Task to carry out -> Please retype the records below exactly as they appear, but leave out the pictures.

Input data ->
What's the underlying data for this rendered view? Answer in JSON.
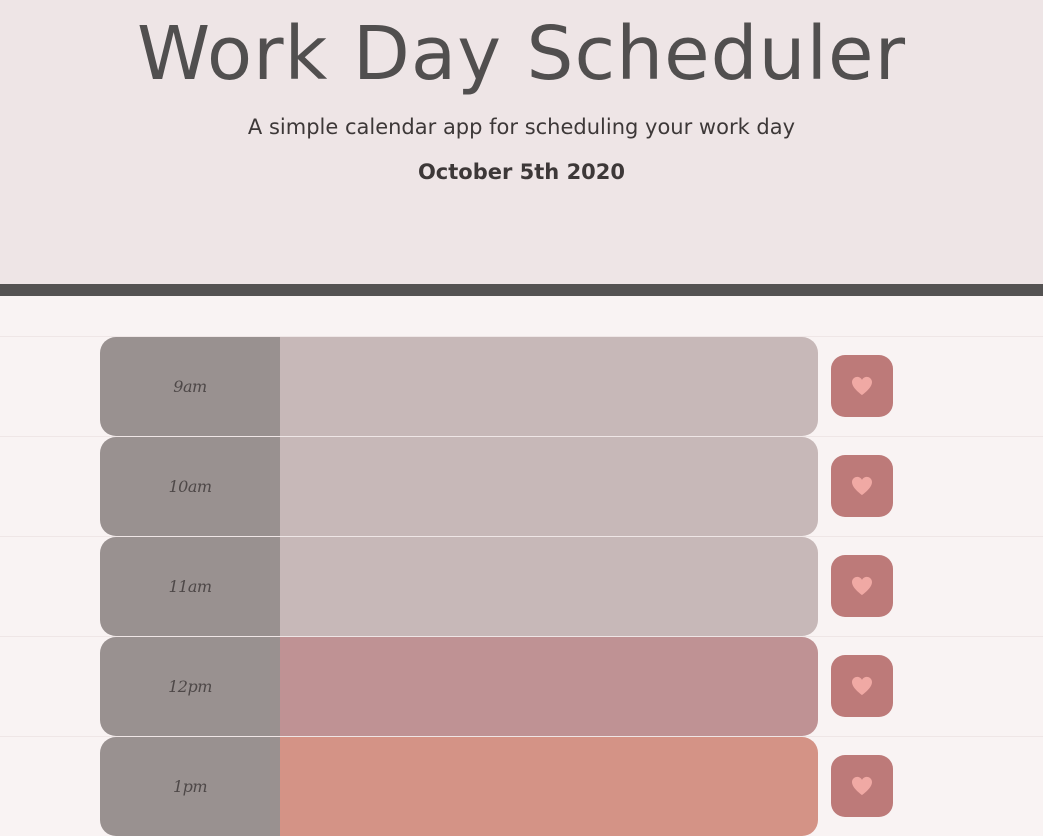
{
  "header": {
    "title": "Work Day Scheduler",
    "lead": "A simple calendar app for scheduling your work day",
    "current_day": "October 5th 2020"
  },
  "colors": {
    "past": "#c7b8b8",
    "present": "#bf9294",
    "future": "#d49386",
    "hour_bg": "#999190",
    "save_btn": "#bd7a79",
    "save_icon": "#f0a9a4"
  },
  "timeblocks": [
    {
      "hour": "9am",
      "status": "past",
      "text": "",
      "save_icon": "heart-icon"
    },
    {
      "hour": "10am",
      "status": "past",
      "text": "",
      "save_icon": "heart-icon"
    },
    {
      "hour": "11am",
      "status": "past",
      "text": "",
      "save_icon": "heart-icon"
    },
    {
      "hour": "12pm",
      "status": "present",
      "text": "",
      "save_icon": "heart-icon"
    },
    {
      "hour": "1pm",
      "status": "future",
      "text": "",
      "save_icon": "heart-icon"
    }
  ]
}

Exercise solution ->
What's the underlying data for this rendered view? Answer in JSON.
{
  "header": {
    "title": "Work Day Scheduler",
    "lead": "A simple calendar app for scheduling your work day",
    "current_day": "October 5th 2020"
  },
  "colors": {
    "past": "#c7b8b8",
    "present": "#bf9294",
    "future": "#d49386",
    "hour_bg": "#999190",
    "save_btn": "#bd7a79",
    "save_icon": "#f0a9a4"
  },
  "timeblocks": [
    {
      "hour": "9am",
      "status": "past",
      "text": "",
      "save_icon": "heart-icon"
    },
    {
      "hour": "10am",
      "status": "past",
      "text": "",
      "save_icon": "heart-icon"
    },
    {
      "hour": "11am",
      "status": "past",
      "text": "",
      "save_icon": "heart-icon"
    },
    {
      "hour": "12pm",
      "status": "present",
      "text": "",
      "save_icon": "heart-icon"
    },
    {
      "hour": "1pm",
      "status": "future",
      "text": "",
      "save_icon": "heart-icon"
    }
  ]
}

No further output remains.